To keep it simple, several trapping companies are making pre-packaged predator trapping kits for land managers. Pictured are the contents of the Dakota Line Complete Land Managment Predator Package.The package includes leghold traps, neck snares, several trapping tools, lures and bait, plus instructional DVDs.
Give predator control a try this winter. Not only will you have fun getting out-of-doors and learning a new hobby, the game species on your property will be better because of it. All of creation belongs in our natural environment, but without regulated hunting seasons on certain things, their population could get out of control. It’s our job as sportsmen and women who truly want what’s best for the environment to continue to manage predators.
I too am a trapper, have been for about 20 years or so, mostly ‘coon and rats, but I have caught coyote, red and gray fox, also some mink. I went to the Fur Takers of America Trappers College this past September and if someone wants to learn more about trapping that is they way to go. A couple of comments, most trapping organizations and trappers use the term “foothold” trap rather than “leghold”, most animals including the coyote above are caught across the pad of the foot and very rarely any higher than that.

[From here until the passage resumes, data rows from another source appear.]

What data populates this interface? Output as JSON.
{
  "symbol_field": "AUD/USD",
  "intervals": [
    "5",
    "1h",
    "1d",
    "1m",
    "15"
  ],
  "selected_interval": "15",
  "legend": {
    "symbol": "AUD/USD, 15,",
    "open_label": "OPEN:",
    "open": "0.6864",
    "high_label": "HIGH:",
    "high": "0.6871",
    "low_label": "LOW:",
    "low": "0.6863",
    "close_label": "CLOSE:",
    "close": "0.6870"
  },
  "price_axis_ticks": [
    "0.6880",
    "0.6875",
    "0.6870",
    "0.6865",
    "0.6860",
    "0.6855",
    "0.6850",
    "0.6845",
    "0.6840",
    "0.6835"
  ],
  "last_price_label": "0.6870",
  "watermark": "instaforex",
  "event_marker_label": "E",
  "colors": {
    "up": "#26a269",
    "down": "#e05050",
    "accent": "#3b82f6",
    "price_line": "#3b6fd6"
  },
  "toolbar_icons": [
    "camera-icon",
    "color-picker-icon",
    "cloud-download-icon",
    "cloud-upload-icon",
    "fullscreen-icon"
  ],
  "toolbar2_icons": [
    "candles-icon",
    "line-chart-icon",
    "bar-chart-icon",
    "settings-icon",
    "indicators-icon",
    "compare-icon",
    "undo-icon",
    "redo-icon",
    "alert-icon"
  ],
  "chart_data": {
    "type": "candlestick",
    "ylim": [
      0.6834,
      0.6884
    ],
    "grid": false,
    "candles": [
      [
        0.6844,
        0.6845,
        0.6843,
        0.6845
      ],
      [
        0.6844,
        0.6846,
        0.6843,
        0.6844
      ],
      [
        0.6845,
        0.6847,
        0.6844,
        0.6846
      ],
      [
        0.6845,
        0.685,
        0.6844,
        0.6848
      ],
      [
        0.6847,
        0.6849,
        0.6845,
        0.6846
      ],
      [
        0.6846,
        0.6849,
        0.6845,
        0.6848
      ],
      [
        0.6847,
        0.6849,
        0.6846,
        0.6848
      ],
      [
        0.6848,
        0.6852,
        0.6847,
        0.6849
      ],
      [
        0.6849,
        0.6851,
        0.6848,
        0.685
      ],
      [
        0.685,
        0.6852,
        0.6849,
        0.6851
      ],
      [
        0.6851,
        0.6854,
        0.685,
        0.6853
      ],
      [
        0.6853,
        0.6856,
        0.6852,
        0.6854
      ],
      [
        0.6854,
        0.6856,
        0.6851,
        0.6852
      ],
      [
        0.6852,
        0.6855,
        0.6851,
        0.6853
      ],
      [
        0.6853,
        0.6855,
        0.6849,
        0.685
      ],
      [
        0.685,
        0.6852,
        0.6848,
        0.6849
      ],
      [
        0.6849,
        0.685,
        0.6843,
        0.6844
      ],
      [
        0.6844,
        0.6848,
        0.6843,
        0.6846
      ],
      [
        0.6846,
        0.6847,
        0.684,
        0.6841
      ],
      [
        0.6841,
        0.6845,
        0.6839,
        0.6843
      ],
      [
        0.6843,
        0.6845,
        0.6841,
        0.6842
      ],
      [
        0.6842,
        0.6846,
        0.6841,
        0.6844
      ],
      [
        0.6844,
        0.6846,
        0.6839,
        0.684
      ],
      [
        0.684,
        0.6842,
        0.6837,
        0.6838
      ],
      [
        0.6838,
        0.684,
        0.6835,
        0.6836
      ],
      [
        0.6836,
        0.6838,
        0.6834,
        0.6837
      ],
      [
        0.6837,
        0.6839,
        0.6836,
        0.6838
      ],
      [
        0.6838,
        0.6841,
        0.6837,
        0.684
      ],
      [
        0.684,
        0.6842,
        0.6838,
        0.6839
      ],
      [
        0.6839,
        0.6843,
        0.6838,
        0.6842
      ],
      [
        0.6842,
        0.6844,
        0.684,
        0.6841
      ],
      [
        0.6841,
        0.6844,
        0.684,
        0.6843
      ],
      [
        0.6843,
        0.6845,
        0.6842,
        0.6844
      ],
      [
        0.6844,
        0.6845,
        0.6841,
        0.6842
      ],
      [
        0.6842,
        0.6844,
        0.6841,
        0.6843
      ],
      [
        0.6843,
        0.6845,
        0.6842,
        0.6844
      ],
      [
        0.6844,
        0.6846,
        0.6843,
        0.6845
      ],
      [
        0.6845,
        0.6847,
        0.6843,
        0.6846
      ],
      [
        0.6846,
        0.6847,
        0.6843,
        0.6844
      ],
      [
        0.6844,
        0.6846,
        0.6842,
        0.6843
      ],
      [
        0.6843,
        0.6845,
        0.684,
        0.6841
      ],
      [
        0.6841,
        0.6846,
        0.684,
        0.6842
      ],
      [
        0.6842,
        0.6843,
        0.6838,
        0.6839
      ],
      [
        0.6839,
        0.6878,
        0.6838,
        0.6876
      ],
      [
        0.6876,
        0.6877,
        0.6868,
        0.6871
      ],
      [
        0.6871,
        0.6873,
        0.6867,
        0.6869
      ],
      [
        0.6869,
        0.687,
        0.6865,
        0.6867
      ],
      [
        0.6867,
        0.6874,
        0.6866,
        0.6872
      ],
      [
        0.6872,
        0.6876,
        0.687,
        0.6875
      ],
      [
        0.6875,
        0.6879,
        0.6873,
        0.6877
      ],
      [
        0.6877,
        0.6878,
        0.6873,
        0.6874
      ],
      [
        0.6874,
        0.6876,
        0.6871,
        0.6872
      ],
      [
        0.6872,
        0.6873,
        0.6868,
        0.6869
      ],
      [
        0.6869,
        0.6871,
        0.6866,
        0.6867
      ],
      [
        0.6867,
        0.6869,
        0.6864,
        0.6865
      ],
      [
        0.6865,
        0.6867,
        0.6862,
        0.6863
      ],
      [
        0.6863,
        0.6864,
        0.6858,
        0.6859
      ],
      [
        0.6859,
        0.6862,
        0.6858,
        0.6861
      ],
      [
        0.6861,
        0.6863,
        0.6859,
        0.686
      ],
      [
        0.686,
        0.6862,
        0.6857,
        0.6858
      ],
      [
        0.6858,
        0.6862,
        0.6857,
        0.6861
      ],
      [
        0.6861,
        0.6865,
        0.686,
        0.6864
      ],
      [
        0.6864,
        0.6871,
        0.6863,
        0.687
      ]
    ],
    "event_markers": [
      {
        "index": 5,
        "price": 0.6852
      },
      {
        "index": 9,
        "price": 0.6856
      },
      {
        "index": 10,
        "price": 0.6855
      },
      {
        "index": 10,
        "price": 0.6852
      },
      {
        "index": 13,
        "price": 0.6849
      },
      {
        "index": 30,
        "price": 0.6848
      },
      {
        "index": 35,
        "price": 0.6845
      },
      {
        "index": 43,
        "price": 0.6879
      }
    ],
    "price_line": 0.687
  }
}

I agree with you about the poison, and it is illegal, if you are having problems with animals, find a trapper to catch it for you, preferably in season so the fur will be worth something.